Psychosocial issues in end-stage renal disease: aging

Adv Ren Replace Ther. 1994 Oct;1(3):210-8. doi: 10.1016/s1073-4449(12)80003-3.


Older end-stage renal disease (ESRD) patients presumably encounter multiple stressors: the need to undergo treatment for a chronic, life-threatening illness, age-related physical frailty and comorbidities, and exposure to psychosocial losses related to aging. However, most studies comparing older patients (typically patients aged 60 and older) with younger patients undergoing ESRD therapy indicate that the psychosocial well-being reported by older patients is at least as good as, and perhaps better than, the well-being reported by younger patients. These data reflect a health optimism generally characteristic of older persons, and ESRD patients' tendency to evaluate their functional status and their psychosocial well-being as largely independent domains. At the same time, availability of support from dialysis caregivers and from family members is acknowledged as a crucial variable affecting older patients' ability to successfully comply with treatment regimens and adjust to various ESRD therapies. Differential psychosocial outcomes related to older patients' sociodemographic characteristics are not well studied, but data from the United States show better perceived physical status and psychosocial well-being among older African-American patients than among older white patients on chronic dialysis. Suggestions are offered for methodological and conceptual refinements of research investigating the relation of age to psychosocial outcomes in ESRD.
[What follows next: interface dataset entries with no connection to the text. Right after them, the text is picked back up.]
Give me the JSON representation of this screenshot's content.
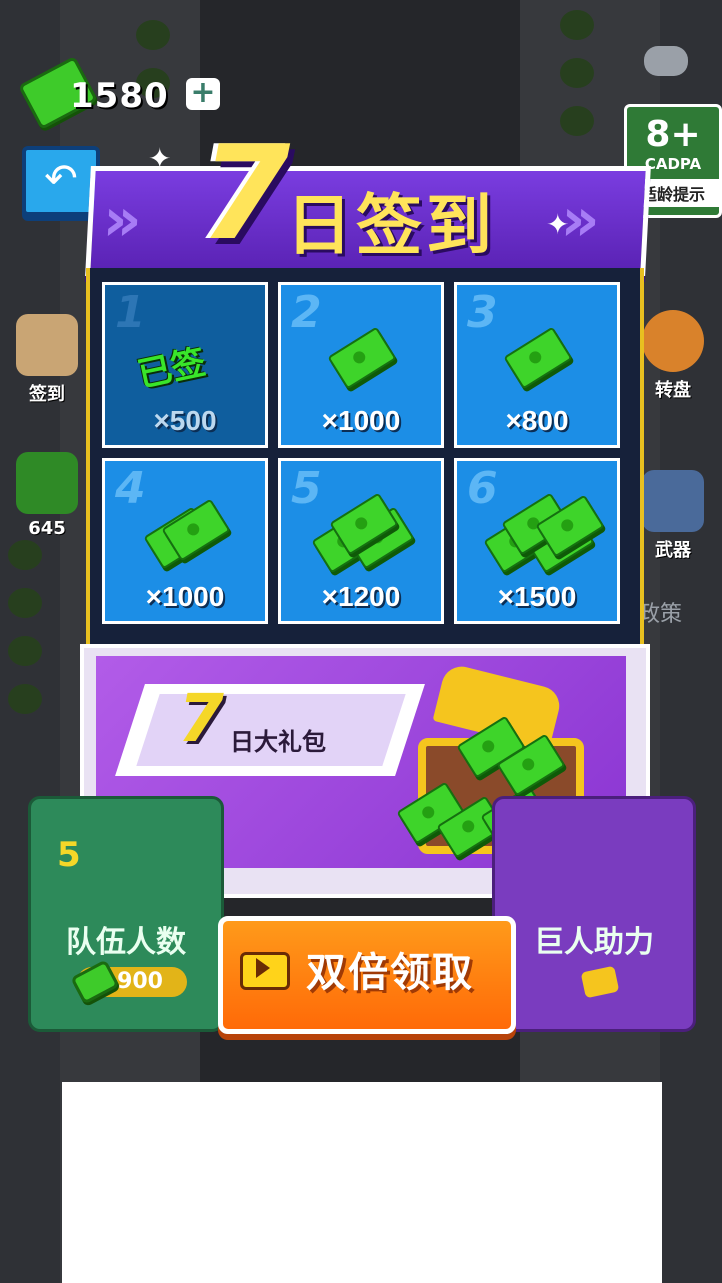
{
  "hud": {
    "cash": "1580",
    "plus": "+",
    "age_rating": "8+",
    "age_org": "CADPA",
    "age_tip": "适龄提示"
  },
  "side_left": {
    "signin_label": "签到",
    "cash_count": "645"
  },
  "side_right": {
    "wheel_label": "转盘",
    "weapon_label": "武器",
    "policy_text": "私政策"
  },
  "dialog": {
    "banner_number": "7",
    "banner_title": "日签到",
    "days": [
      {
        "day": "1",
        "amount": "×500",
        "claimed": true,
        "stamp": "已签"
      },
      {
        "day": "2",
        "amount": "×1000",
        "claimed": false
      },
      {
        "day": "3",
        "amount": "×800",
        "claimed": false
      },
      {
        "day": "4",
        "amount": "×1000",
        "claimed": false
      },
      {
        "day": "5",
        "amount": "×1200",
        "claimed": false
      },
      {
        "day": "6",
        "amount": "×1500",
        "claimed": false
      }
    ],
    "gift_number": "7",
    "gift_label": "日大礼包"
  },
  "bottom": {
    "team_number": "5",
    "team_label": "队伍人数",
    "team_cost": "900",
    "giant_label": "巨人助力",
    "double_claim": "双倍领取"
  },
  "colors": {
    "banner_purple": "#6a2fd0",
    "cell_blue": "#1c8ee6",
    "money_green": "#3ed42a",
    "gold": "#f5d728",
    "orange_button": "#ff7a10"
  }
}
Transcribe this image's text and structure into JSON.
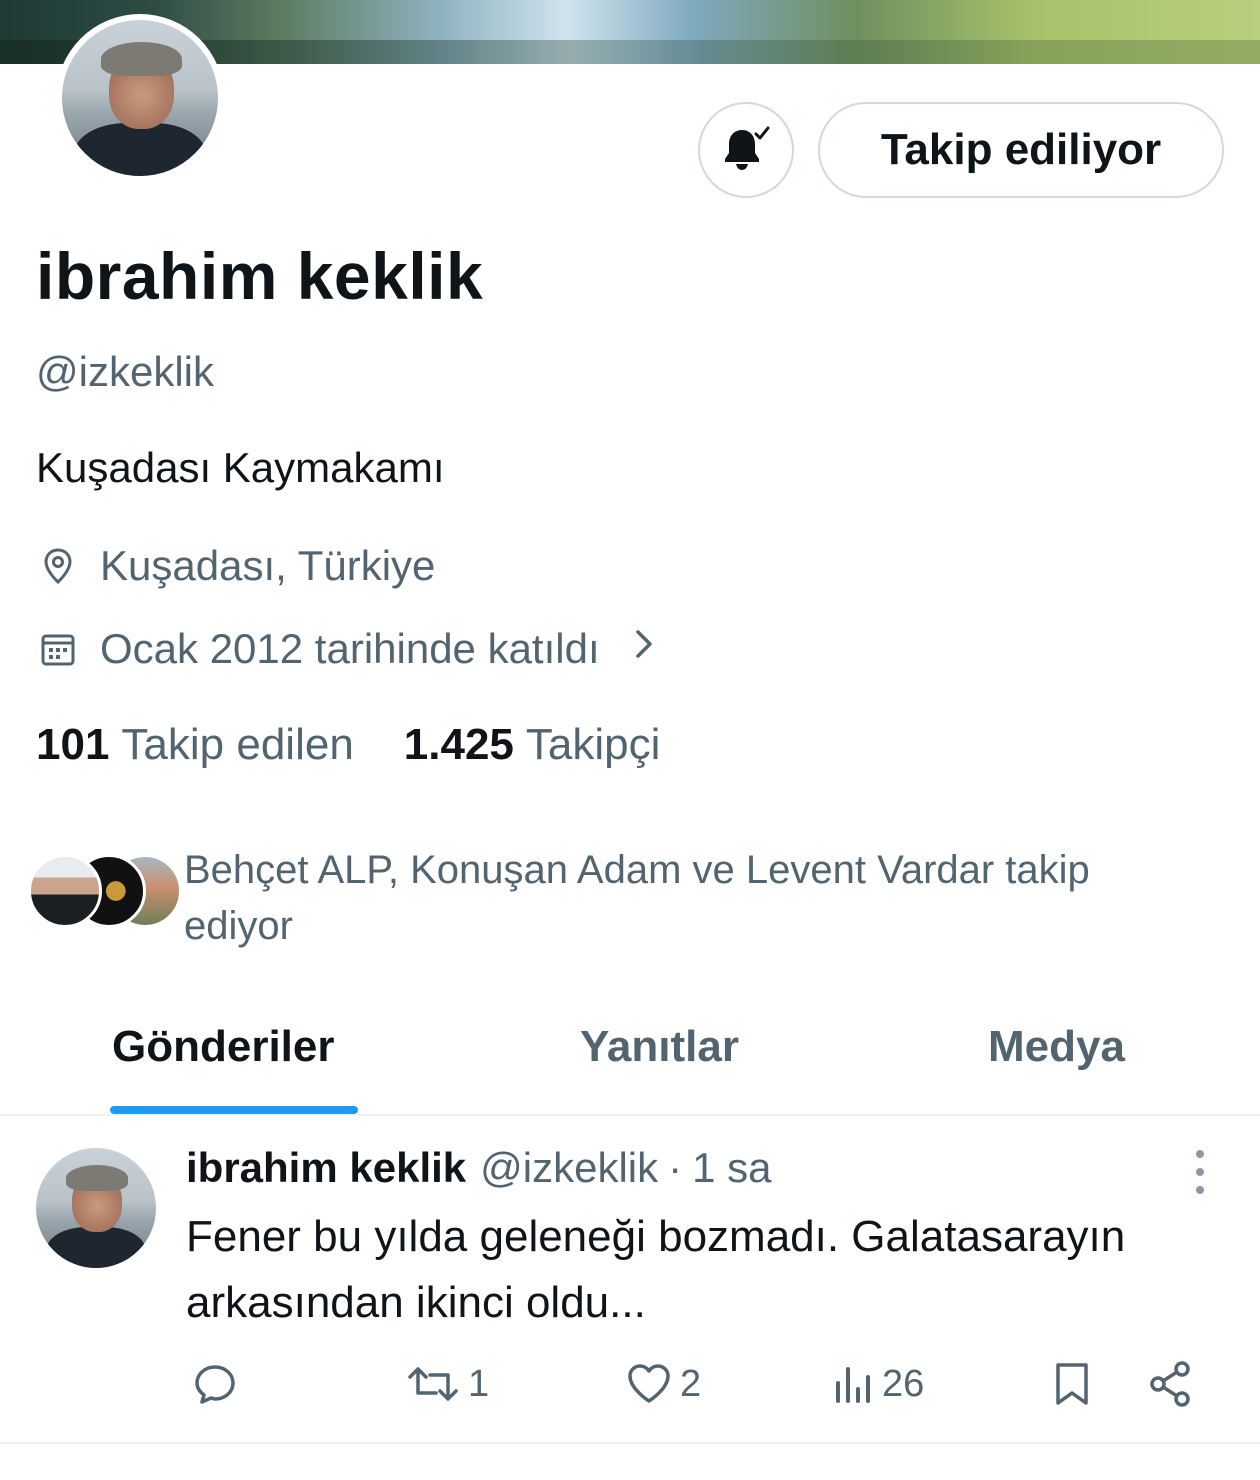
{
  "profile": {
    "name": "ibrahim keklik",
    "handle": "@izkeklik",
    "bio": "Kuşadası Kaymakamı",
    "location": "Kuşadası, Türkiye",
    "joined": "Ocak 2012 tarihinde katıldı",
    "following_count": "101",
    "following_label": "Takip edilen",
    "followers_count": "1.425",
    "followers_label": "Takipçi",
    "followed_by_text": "Behçet ALP, Konuşan Adam ve Levent Vardar takip ediyor"
  },
  "buttons": {
    "follow_label": "Takip ediliyor",
    "notification_icon": "bell-check-icon"
  },
  "tabs": [
    {
      "label": "Gönderiler",
      "active": true
    },
    {
      "label": "Yanıtlar",
      "active": false
    },
    {
      "label": "Medya",
      "active": false
    }
  ],
  "tweet": {
    "author": "ibrahim keklik",
    "handle": "@izkeklik",
    "separator": "·",
    "time": "1 sa",
    "text": "Fener bu yılda geleneği bozmadı. Galatasarayın arkasından ikinci oldu...",
    "retweets": "1",
    "likes": "2",
    "views": "26"
  },
  "colors": {
    "accent": "#1d9bf0",
    "text_primary": "#0f1419",
    "text_secondary": "#536471",
    "border": "#cfd9de"
  }
}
Publication types

  • Research Support, U.S. Gov't, P.H.S.
  • Review

MeSH terms

  • Aged
  • Aging / physiology
  • Aging / psychology*
  • Humans
  • Kidney Failure, Chronic / physiopathology
  • Kidney Failure, Chronic / psychology*
  • Renal Dialysis / psychology